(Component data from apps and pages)
- Opening Delimiter -
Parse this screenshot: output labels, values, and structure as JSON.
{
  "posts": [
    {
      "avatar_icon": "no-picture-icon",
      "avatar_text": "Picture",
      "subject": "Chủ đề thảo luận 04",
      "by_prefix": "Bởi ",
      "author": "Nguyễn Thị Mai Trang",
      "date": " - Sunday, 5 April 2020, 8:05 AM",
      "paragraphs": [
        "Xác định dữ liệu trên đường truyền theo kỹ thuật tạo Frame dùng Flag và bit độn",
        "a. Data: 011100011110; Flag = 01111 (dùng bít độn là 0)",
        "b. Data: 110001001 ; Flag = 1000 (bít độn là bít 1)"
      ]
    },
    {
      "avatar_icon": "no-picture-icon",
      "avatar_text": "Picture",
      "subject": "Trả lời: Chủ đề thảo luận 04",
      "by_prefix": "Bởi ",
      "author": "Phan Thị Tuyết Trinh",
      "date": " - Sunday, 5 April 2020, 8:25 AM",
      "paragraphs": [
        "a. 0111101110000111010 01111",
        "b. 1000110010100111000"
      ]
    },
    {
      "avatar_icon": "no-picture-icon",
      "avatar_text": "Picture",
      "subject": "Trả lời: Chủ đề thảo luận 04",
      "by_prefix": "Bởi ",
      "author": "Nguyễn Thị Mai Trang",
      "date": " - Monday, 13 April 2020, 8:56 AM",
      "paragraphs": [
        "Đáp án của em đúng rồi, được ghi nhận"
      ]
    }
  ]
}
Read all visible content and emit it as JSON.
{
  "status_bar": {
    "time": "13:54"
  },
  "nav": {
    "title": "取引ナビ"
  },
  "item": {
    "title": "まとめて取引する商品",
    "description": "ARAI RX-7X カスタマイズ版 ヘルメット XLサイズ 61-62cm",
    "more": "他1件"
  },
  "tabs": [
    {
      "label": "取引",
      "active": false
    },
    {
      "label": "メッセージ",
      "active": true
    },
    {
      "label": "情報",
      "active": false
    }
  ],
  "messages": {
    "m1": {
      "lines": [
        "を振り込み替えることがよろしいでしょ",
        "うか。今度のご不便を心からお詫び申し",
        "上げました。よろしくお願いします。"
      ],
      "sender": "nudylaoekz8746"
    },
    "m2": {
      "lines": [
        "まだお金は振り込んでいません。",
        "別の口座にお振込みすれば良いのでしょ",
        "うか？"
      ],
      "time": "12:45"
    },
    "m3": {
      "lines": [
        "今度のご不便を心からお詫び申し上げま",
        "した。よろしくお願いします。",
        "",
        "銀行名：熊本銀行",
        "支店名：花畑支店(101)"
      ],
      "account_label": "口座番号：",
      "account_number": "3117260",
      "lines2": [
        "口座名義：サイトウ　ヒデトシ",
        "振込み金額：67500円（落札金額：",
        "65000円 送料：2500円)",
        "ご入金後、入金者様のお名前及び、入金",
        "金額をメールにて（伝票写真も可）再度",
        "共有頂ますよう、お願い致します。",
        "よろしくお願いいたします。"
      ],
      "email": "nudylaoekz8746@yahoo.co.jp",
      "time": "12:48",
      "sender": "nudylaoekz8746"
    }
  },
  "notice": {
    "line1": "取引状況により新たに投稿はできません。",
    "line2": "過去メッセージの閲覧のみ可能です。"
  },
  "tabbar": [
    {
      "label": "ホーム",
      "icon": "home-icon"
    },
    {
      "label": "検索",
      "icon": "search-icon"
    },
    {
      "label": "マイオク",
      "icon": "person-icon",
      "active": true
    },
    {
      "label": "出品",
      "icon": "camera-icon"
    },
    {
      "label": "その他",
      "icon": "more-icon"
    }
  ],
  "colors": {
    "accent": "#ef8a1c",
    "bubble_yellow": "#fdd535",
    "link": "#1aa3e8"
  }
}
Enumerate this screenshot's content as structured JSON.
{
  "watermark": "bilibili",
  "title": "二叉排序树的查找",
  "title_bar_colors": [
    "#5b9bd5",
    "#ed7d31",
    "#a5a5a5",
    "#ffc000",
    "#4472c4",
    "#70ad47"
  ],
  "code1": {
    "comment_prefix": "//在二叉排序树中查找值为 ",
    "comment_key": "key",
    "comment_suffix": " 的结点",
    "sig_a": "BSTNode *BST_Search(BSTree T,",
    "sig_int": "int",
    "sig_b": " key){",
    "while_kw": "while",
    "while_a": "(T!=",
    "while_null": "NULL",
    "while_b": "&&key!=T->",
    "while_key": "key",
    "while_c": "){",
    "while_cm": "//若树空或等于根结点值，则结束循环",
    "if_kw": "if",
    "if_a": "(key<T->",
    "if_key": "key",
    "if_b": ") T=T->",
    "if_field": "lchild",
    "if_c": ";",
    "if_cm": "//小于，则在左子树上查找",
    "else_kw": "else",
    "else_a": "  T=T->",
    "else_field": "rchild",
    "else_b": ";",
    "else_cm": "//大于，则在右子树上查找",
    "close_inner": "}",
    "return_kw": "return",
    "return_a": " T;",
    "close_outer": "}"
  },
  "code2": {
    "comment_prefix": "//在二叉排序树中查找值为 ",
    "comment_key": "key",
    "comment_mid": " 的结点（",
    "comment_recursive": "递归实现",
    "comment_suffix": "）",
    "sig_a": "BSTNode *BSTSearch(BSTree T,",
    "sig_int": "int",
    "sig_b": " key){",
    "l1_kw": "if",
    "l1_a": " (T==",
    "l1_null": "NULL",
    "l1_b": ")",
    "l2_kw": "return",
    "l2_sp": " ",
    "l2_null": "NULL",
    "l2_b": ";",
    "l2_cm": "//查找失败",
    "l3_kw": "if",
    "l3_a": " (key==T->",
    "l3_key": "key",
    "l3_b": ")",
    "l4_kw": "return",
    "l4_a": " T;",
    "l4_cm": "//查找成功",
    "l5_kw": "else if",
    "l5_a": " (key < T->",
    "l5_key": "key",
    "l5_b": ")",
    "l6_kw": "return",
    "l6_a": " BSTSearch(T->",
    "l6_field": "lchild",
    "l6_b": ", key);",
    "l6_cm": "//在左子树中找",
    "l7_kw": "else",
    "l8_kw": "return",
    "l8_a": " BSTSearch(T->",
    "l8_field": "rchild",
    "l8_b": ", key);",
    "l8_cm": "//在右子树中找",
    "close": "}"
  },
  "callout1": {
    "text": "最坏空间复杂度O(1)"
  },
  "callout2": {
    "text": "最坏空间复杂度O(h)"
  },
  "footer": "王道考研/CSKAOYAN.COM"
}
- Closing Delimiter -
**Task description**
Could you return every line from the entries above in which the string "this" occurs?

**Answer area**
Parse this screenshot: output labels, values, and structure as JSON.
Enumerate this screenshot's content as structured JSON.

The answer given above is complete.